    Ovals indicate the start and end points of a flow, while a diamond shows the point at which a decision needs to be made. A downward triangle indicates a step that combines multiple sets into one, while a circle indicates an inspection point.

    If you forget these at any point, you can simply hover over their shape for a quick tooltip reminder.

  4. Insert your shape

    With that covered, we can insert our first shape, an oval. Simply click it and then drag the crosshair on your canvas to insert it. You can move it across the grid after to the position you want.

  5. Format your flow chart shape

    Once you add your shape, you'll notice that a “Shape Format” tab shows up in your Word ribbon. If you click it, you'll get several options for shape styles, and can also customize colors to your liking.

  6. Add your arrows in Word Shapes

    Add your second shape, a diamond or a square, then connect them using an arrow. To do so, you'll need to go back to the “Shapes” button and click an arrow under the “Lines” section. Again, just click and drag to insert it once it's selected.

  7. Format your arrow

    You can format arrows in Word just like you can shapes. Choose from the preset styles, line thickness and more until you get your intended result.

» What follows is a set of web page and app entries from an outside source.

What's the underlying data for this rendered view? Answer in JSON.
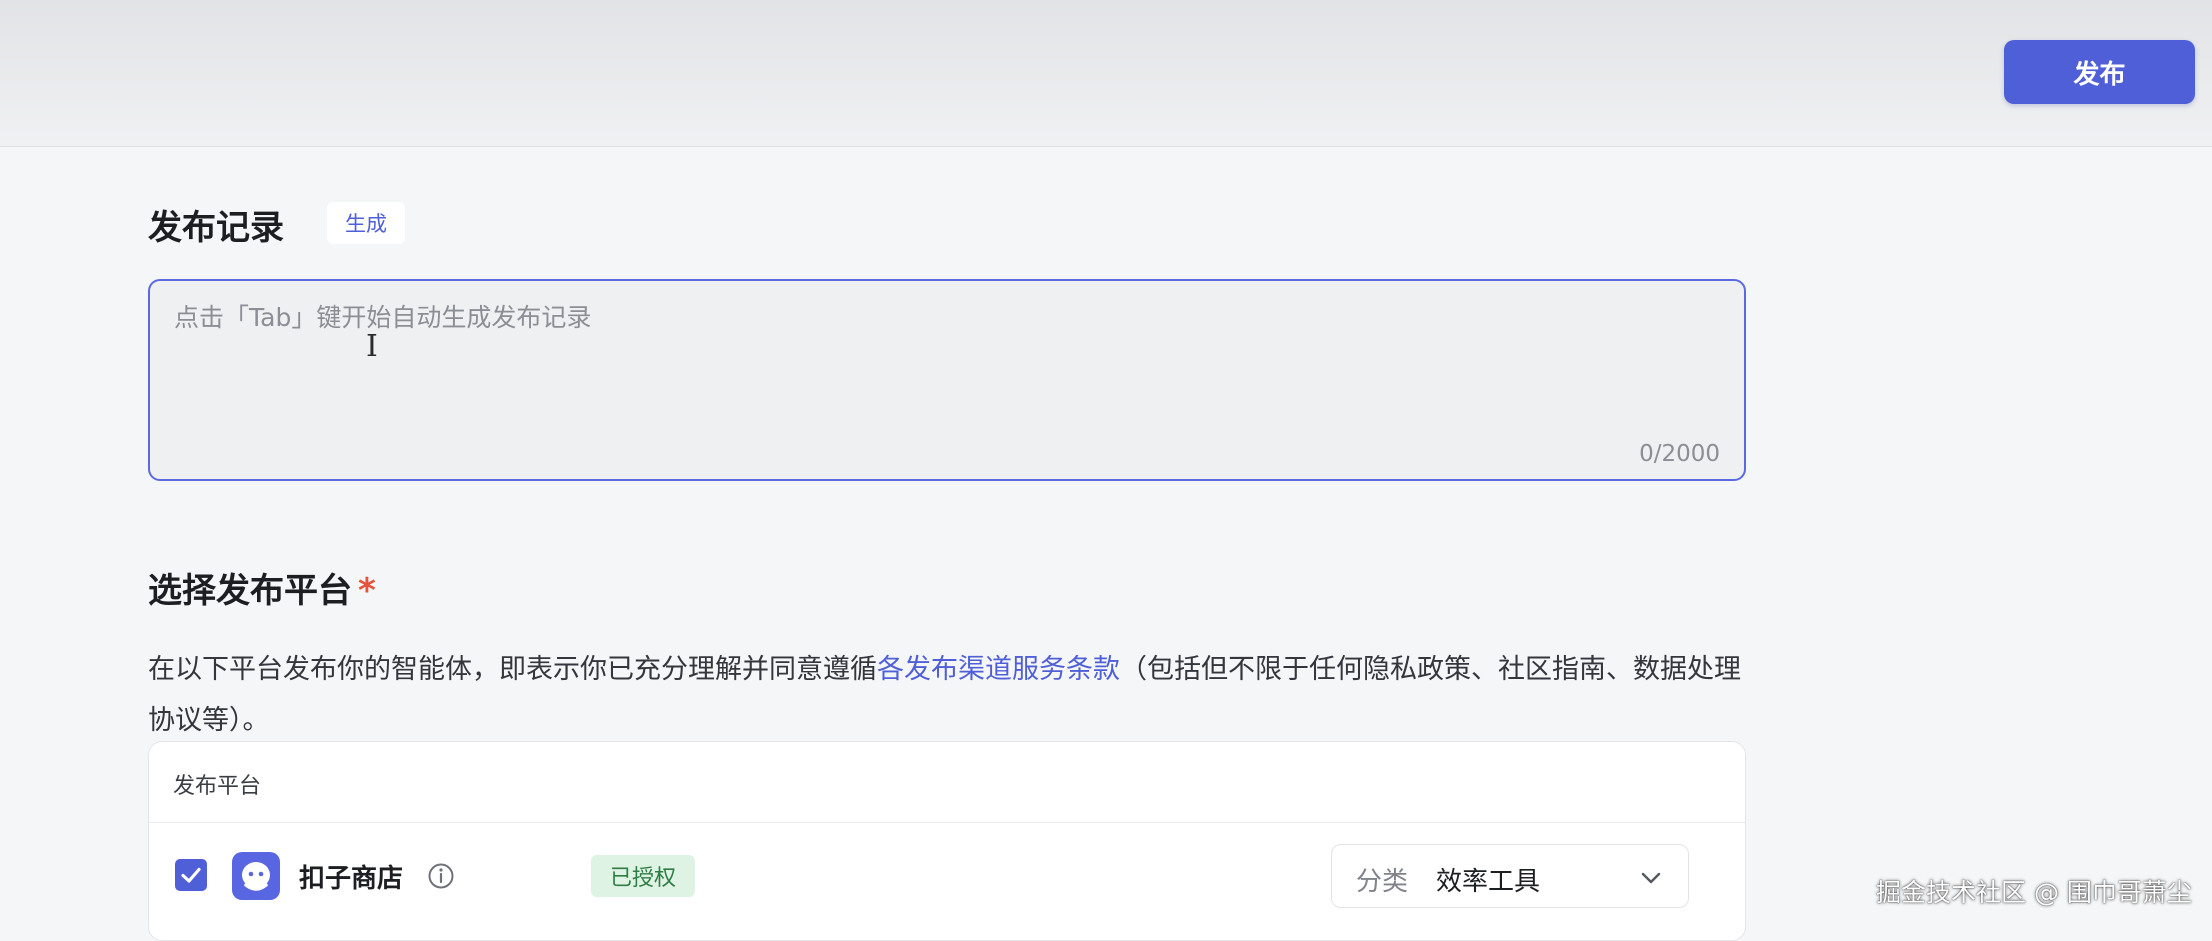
{
  "header": {
    "publish_button": "发布"
  },
  "release_notes": {
    "title": "发布记录",
    "generate_chip": "生成",
    "placeholder": "点击「Tab」键开始自动生成发布记录",
    "counter": "0/2000"
  },
  "platform_section": {
    "title": "选择发布平台",
    "required_mark": "*",
    "description_before": "在以下平台发布你的智能体，即表示你已充分理解并同意遵循",
    "description_link": "各发布渠道服务条款",
    "description_after": "（包括但不限于任何隐私政策、社区指南、数据处理协议等）。",
    "table_header": "发布平台",
    "platforms": [
      {
        "name": "扣子商店",
        "checked": true,
        "status": "已授权",
        "category_label": "分类",
        "category_value": "效率工具",
        "icon": "kouzi-store-logo-icon"
      }
    ]
  },
  "watermark": "掘金技术社区 @ 围巾哥萧尘",
  "colors": {
    "accent": "#4f5fd8",
    "required": "#e5533d",
    "authorized_bg": "#def3e3",
    "authorized_text": "#2f7d45"
  }
}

  8. Optional: set the line as your default

    Another tip for keeping your flowcharts professional and consistent is setting a default line.

    Right-click on the arrow you just created and select “Set as Default Line”.

    All of your lines and arrows from now on will follow the color and style of the original, saving a lot of manual tweaking.

  9. Keep going until you complete your flowchart in Word

    Keep adding shapes, arrows, and text as required until you've completed your flowchart in Word. You can then print it or print it as a PDF to send to others digitally.

How to Make a Flowchart with SmartArt in Word

If you're short on time, SmartArt in Word will give you good results quickly. Here's how you can use it:

  1. Open the SmartArt menu

    Click the “Insert” tab in your Word ribbon, then select “Illustrations > SmartArt”.

  2. Choose a flowchart template from the “Process” category

    You can find anything from a basic blocklist to more advanced designs. We're going to choose the basic block list template.

  3. Insert pictures if required

    You'll notice that some of the templates have an image icon on them. Click this icon and you can insert pictures from the internet or your local PC to spice up your flowchart.

  4. Add your text

    Simply click on a shape to modify the existing text to suit your preferences. You can also change the font and color as you would any other writing.

  5. Add more shapes

    Right-click one of the Word SmartArt shapes and press “Add Shape > Add Shape After/Add Shape Before” to expand your flow. You can keep doing this until your entire process is mapped out. You can also delete objects you don't need with the delete key and add custom ones using the shapes method above.

That about wraps up this tutorial. You should now be able to make a flowchart in Word in just a few minutes. If you want to change your background color you can do so via our dedicated Word background color tutorial. If you're a regular flowchart builder, you may also want to customize your Word ribbon for easy access to the tools in the future.